- Opening Delimiter -

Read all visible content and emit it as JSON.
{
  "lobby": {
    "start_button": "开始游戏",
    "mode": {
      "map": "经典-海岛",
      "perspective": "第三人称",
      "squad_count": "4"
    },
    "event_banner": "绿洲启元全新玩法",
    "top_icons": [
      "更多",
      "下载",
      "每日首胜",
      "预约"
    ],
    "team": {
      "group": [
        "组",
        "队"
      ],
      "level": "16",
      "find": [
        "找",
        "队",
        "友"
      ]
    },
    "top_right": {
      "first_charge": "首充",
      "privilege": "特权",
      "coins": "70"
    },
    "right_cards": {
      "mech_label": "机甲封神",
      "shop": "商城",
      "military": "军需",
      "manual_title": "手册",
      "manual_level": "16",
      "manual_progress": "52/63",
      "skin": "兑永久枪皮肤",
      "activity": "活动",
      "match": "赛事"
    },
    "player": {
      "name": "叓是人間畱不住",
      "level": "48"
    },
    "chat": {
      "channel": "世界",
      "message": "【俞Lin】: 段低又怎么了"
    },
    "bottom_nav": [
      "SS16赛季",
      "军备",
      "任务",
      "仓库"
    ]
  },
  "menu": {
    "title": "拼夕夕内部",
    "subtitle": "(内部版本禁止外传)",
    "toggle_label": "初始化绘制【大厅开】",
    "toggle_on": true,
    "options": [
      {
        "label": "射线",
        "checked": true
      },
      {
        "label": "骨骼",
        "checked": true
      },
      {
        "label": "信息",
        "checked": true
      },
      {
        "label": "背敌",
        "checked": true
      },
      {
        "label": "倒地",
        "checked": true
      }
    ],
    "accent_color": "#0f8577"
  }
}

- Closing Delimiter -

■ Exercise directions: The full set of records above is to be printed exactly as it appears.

■ The completed task:
Read all visible content and emit it as JSON.
{
  "lobby": {
    "start_button": "开始游戏",
    "mode": {
      "map": "经典-海岛",
      "perspective": "第三人称",
      "squad_count": "4"
    },
    "event_banner": "绿洲启元全新玩法",
    "top_icons": [
      "更多",
      "下载",
      "每日首胜",
      "预约"
    ],
    "team": {
      "group": [
        "组",
        "队"
      ],
      "level": "16",
      "find": [
        "找",
        "队",
        "友"
      ]
    },
    "top_right": {
      "first_charge": "首充",
      "privilege": "特权",
      "coins": "70"
    },
    "right_cards": {
      "mech_label": "机甲封神",
      "shop": "商城",
      "military": "军需",
      "manual_title": "手册",
      "manual_level": "16",
      "manual_progress": "52/63",
      "skin": "兑永久枪皮肤",
      "activity": "活动",
      "match": "赛事"
    },
    "player": {
      "name": "叓是人間畱不住",
      "level": "48"
    },
    "chat": {
      "channel": "世界",
      "message": "【俞Lin】: 段低又怎么了"
    },
    "bottom_nav": [
      "SS16赛季",
      "军备",
      "任务",
      "仓库"
    ]
  },
  "menu": {
    "title": "拼夕夕内部",
    "subtitle": "(内部版本禁止外传)",
    "toggle_label": "初始化绘制【大厅开】",
    "toggle_on": true,
    "options": [
      {
        "label": "射线",
        "checked": true
      },
      {
        "label": "骨骼",
        "checked": true
      },
      {
        "label": "信息",
        "checked": true
      },
      {
        "label": "背敌",
        "checked": true
      },
      {
        "label": "倒地",
        "checked": true
      }
    ],
    "accent_color": "#0f8577"
  }
}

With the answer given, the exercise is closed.